Design is defined as the framework of an experiment - the independent, dependent, subject, and control variables.

Design in the psychology context refers to the intentional creation of products, services, or experiences that are intended to meet the needs and desires of users, while also achieving specific goals and objectives.

Examples of design in psychology include:

  1. User experience design (UX): This involves designing digital products such as websites, mobile apps, and software interfaces to optimize usability, accessibility, and engagement for users.

  2. Product design: This involves designing physical products such as consumer electronics, furniture, and home appliances to meet the needs and preferences of consumers while also achieving aesthetic and functional objectives.

  3. Graphic design: This involves creating visual content such as logos, posters, and advertisements to communicate information and messages effectively and efficiently.

  4. Environmental design: This involves designing public spaces such as parks, buildings, and urban landscapes to optimize the use and enjoyment of these spaces by individuals and communities.

Design in psychology draws on a range of principles and practices from various disciplines such as cognitive psychology, human factors engineering, and industrial design. The aim of design in psychology is to create products, services, or experiences that are intuitive, user-friendly, and aesthetically pleasing, while also meeting the specific needs and goals of the intended audience.

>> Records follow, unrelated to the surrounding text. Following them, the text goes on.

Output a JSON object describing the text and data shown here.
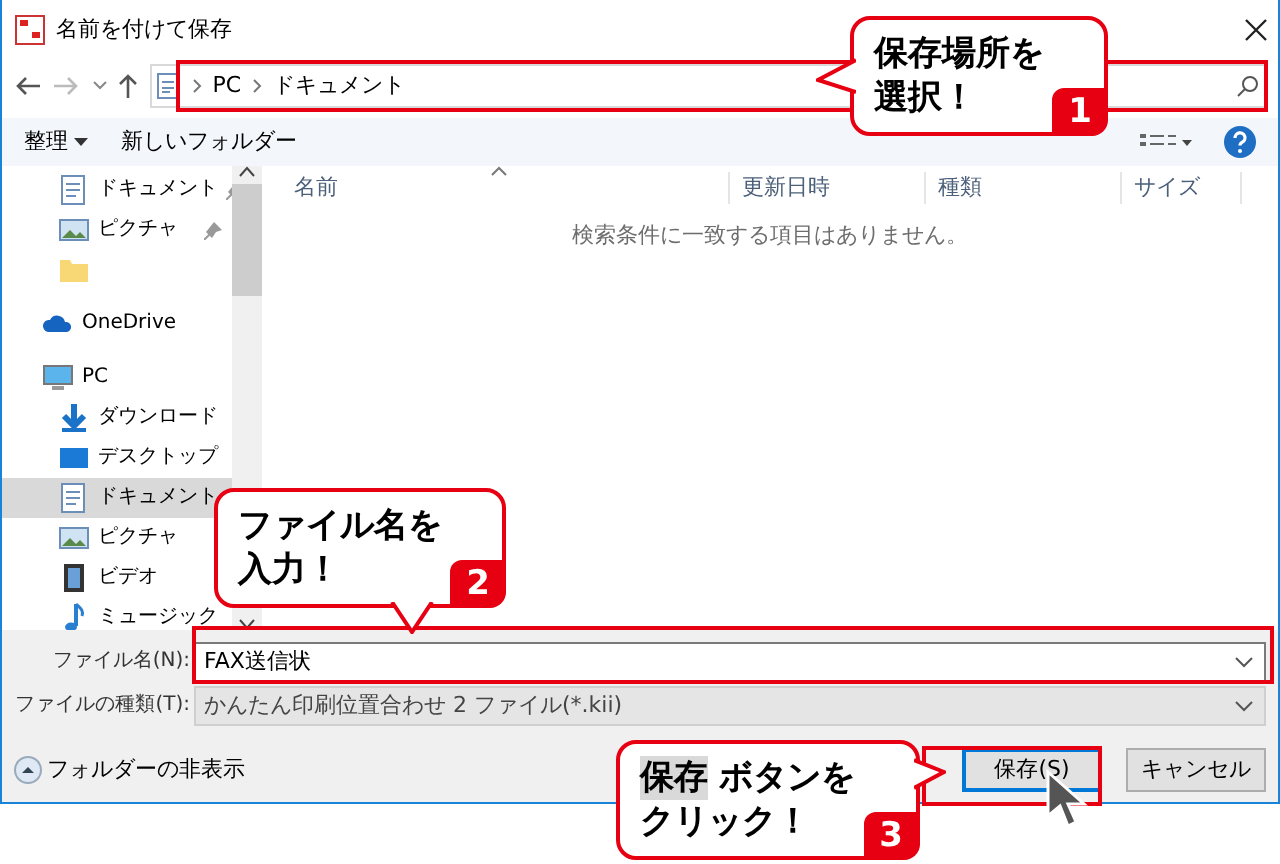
{
  "window": {
    "title": "名前を付けて保存"
  },
  "address": {
    "path": [
      "PC",
      "ドキュメント"
    ]
  },
  "toolbar": {
    "organize": "整理",
    "new_folder": "新しいフォルダー"
  },
  "sidebar": {
    "items": [
      {
        "label": "ドキュメント",
        "kind": "document",
        "pinned": true,
        "selected": false
      },
      {
        "label": "ピクチャ",
        "kind": "picture",
        "pinned": true,
        "selected": false
      },
      {
        "kind": "folder",
        "pinned": false,
        "selected": false
      },
      {
        "label": "OneDrive",
        "kind": "cloud",
        "pinned": false,
        "selected": false
      },
      {
        "label": "PC",
        "kind": "pc",
        "pinned": false,
        "selected": false,
        "children": [
          {
            "label": "ダウンロード",
            "kind": "download",
            "pinned": false,
            "selected": false
          },
          {
            "label": "デスクトップ",
            "kind": "desktop",
            "pinned": false,
            "selected": false
          },
          {
            "label": "ドキュメント",
            "kind": "document",
            "pinned": false,
            "selected": true
          },
          {
            "label": "ピクチャ",
            "kind": "picture",
            "pinned": false,
            "selected": false
          },
          {
            "label": "ビデオ",
            "kind": "video",
            "pinned": false,
            "selected": false
          },
          {
            "label": "ミュージック",
            "kind": "music",
            "pinned": false,
            "selected": false
          }
        ]
      }
    ]
  },
  "file_list": {
    "columns": [
      "名前",
      "更新日時",
      "種類",
      "サイズ"
    ],
    "empty_message": "検索条件に一致する項目はありません。"
  },
  "form": {
    "file_name": {
      "label": "ファイル名(N):",
      "value": "FAX送信状"
    },
    "file_type": {
      "label": "ファイルの種類(T):",
      "value": "かんたん印刷位置合わせ 2 ファイル(*.kii)"
    }
  },
  "hide_folders": "フォルダーの非表示",
  "buttons": [
    {
      "label": "保存(S)",
      "kind": "primary"
    },
    {
      "label": "キャンセル",
      "kind": "secondary"
    }
  ],
  "callouts": [
    {
      "lines": [
        "保存場所を",
        "選択！"
      ],
      "number": "1"
    },
    {
      "lines": [
        "ファイル名を",
        "入力！"
      ],
      "number": "2"
    },
    {
      "highlight": "保存",
      "lines": [
        "ボタンを",
        "クリック！"
      ],
      "number": "3"
    }
  ]
}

Design thinking, a problem-solving approach that emphasizes empathy, creativity, and experimentation, has become increasingly popular in psychology and other fields as a means of promoting innovation and addressing complex challenges.